Walking up the grassy hill from the paddock below the boys excitedly tail Virginia asking her questions about the horses pushing up against the fence, the types of birds fluttering from tree to tree and the bugs crawling underneath their muddy shoes.
She answers all their questions without hesitation or judgement as she reaches to switch off the electric fence protecting the Muscovy ducks.
The boys step over the wire laughing at how the ducks wiggle their feathers as they curiously plod by.
“So what we are going to do is gently check underneath each of the mother ducks down to see if any of their eggs have hatched”, says Virginia, female sustainable farmer extraordinaire and owner of Grace Springs Farm.
“What is down?”, asks one curious young person.
Virginia points to the light, fine, fluffy feathers spread delicately around one nesting mother providing thermal warmth to the treasures underneath.
“Like you get in pillows and stuff?”, asks another student. Virginia explains to the kids what the ducks contribute to the farm, their family and the world.
The boys eagerly begin searching for new hatchlings.
“We haven’t had many for a few days, so we might get lucky”, says Virginia hopefully.
The boys gather close as she checks the first duck. Nothing. The second. Nothing.
She approaches the third and everyone leans in as she lifts the wing. Four, maybe five, wet newborns are revealed radiating joy and wonder upon the onlookers.
This is only one of the many amazing events the students at The Lakes College, a Youth Off The Streets school on the Central Coast, have had the opportunity to witness at Grace Springs Farm, Kulnura, over the past 10 weeks.
The students at The Lakes College learn through Project-Based Learning, a teaching method where students are engaged in real world, hands on projects.
Each class at The Lakes College has been learning for half a day on the farm as part of their studies in Science and Geography.
Their unit of work Bee The Cure is centred around the driving question: How can the decrease in bee populations be remediated on a community level?
Students have undertaken bee keeping workshops with Virginia’s husband Tony, have learned about sustainable practice and polyculture, have assisted Virginia in training the calves, built their own bee hotels for native bee populations, studied the ecosystem, learnt how to grow food from food scraps and offcuts, cooked with fresh produce and participated in farm chores.
We even had some ducklings stay with us in the classroom for a few days!
However, more importantly, on the farm they have connected with each other and the land forming greater bonds with students, staff, our new farming mentors and mother nature.
Project-Based earning on the farm is experience these students will never forgot.
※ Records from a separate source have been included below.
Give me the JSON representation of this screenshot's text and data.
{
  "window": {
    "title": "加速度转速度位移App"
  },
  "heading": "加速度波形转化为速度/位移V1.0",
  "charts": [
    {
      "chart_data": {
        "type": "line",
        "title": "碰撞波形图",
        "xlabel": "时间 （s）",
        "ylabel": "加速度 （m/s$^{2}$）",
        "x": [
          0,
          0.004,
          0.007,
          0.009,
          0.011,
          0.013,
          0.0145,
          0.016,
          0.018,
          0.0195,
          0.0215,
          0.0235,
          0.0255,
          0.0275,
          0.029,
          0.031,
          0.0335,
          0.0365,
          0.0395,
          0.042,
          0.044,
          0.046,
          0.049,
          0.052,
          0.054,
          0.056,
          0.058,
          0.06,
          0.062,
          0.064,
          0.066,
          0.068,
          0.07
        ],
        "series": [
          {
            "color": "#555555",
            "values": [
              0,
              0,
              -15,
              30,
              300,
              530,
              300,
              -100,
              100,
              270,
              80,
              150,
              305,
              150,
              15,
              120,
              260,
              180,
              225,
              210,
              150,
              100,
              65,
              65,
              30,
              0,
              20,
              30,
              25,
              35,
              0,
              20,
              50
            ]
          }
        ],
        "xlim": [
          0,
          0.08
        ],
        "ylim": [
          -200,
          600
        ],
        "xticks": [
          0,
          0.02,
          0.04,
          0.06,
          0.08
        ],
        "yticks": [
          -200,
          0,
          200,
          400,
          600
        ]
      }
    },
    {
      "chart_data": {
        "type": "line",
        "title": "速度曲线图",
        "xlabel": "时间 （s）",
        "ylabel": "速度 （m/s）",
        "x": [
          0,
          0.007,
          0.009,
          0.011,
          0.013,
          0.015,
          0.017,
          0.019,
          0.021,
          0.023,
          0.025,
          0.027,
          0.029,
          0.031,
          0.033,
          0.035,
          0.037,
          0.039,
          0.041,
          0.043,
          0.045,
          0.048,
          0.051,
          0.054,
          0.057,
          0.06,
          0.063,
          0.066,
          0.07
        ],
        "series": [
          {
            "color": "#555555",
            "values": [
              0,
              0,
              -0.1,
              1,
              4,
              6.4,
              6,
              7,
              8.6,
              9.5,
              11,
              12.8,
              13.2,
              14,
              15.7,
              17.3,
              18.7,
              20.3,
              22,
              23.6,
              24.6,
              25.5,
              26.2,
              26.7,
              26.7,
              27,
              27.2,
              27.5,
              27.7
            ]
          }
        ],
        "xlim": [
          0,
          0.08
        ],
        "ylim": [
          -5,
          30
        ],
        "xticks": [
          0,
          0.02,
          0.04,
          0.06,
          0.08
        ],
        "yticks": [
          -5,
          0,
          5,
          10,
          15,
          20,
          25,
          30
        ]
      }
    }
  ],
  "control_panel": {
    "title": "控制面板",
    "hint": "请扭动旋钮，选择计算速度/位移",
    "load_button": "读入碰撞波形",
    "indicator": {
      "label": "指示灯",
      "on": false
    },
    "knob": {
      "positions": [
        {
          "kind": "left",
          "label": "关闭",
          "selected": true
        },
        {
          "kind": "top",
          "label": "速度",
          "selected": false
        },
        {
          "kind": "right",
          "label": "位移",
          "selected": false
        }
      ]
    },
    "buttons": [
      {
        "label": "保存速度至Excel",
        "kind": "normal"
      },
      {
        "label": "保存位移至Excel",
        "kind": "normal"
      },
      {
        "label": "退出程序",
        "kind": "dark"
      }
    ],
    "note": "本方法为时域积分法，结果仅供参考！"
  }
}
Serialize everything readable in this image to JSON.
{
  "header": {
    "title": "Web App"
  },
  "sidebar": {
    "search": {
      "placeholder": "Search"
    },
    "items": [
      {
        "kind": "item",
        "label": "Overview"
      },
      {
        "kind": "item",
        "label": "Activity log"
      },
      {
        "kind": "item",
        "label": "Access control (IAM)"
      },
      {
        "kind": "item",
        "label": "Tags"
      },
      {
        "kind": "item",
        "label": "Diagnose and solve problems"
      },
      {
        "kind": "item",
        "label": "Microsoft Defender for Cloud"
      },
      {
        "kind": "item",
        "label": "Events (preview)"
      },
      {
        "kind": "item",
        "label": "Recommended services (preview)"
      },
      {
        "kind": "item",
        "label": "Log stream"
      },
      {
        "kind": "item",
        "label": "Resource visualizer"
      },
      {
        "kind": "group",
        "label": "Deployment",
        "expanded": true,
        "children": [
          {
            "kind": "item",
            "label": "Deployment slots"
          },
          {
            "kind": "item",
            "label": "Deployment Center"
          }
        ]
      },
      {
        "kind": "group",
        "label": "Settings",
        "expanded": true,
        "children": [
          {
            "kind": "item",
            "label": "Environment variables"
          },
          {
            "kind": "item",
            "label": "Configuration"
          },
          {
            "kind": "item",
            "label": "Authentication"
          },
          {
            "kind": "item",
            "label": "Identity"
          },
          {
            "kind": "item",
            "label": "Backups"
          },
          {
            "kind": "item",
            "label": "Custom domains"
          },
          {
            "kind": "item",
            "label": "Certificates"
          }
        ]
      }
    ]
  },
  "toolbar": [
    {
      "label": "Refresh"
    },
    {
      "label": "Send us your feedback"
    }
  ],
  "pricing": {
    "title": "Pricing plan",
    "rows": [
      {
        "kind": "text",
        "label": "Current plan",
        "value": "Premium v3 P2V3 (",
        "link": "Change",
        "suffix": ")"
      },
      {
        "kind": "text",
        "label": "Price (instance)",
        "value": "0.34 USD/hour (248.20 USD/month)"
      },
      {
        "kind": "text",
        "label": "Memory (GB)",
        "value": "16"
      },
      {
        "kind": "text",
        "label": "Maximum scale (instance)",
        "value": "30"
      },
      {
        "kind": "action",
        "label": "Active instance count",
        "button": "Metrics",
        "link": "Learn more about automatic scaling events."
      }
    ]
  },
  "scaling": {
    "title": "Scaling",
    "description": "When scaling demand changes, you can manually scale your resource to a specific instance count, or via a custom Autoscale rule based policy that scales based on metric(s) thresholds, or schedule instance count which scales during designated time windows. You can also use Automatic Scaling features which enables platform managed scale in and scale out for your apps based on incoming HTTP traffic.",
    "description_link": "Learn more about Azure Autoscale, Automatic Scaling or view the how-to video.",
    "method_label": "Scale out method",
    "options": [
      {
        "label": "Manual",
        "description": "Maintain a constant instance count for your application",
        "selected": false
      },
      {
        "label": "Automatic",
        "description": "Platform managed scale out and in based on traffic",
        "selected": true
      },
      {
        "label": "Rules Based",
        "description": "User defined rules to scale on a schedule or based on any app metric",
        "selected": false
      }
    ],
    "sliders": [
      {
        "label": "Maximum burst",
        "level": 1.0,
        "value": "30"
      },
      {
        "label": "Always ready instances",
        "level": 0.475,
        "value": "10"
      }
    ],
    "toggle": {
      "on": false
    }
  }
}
The learning program has been so successful that the partnership between Grace Springs Farm and The Lakes College will continue throughout the year and hopefully many years to come.
Next term the students will establish their own beehive where they can produce, with Tony’s assistance, their own honey. They laugh as they joke about how they are giving back by taking Bees Off The Street.
Youth Off The Streets education services continue to look for new ways to approach learning that meets the specific needs of young people in our care.
This is just one of many examples of the innovative learning practices implemented by Youth Off The Streets teaching staff and the wonderful community partnerships that are highly valued by our schools.
Youth Off The Streets wishes to pass on their gratitude to Virginia and Tony for opening up their farm, their home and their hearts to the students of The Lakes College.
For more information on Grace Springs Farm please visit – https://www.gracespringsfarm.net/
Written by Amy Gill, Teacher at The Lakes College.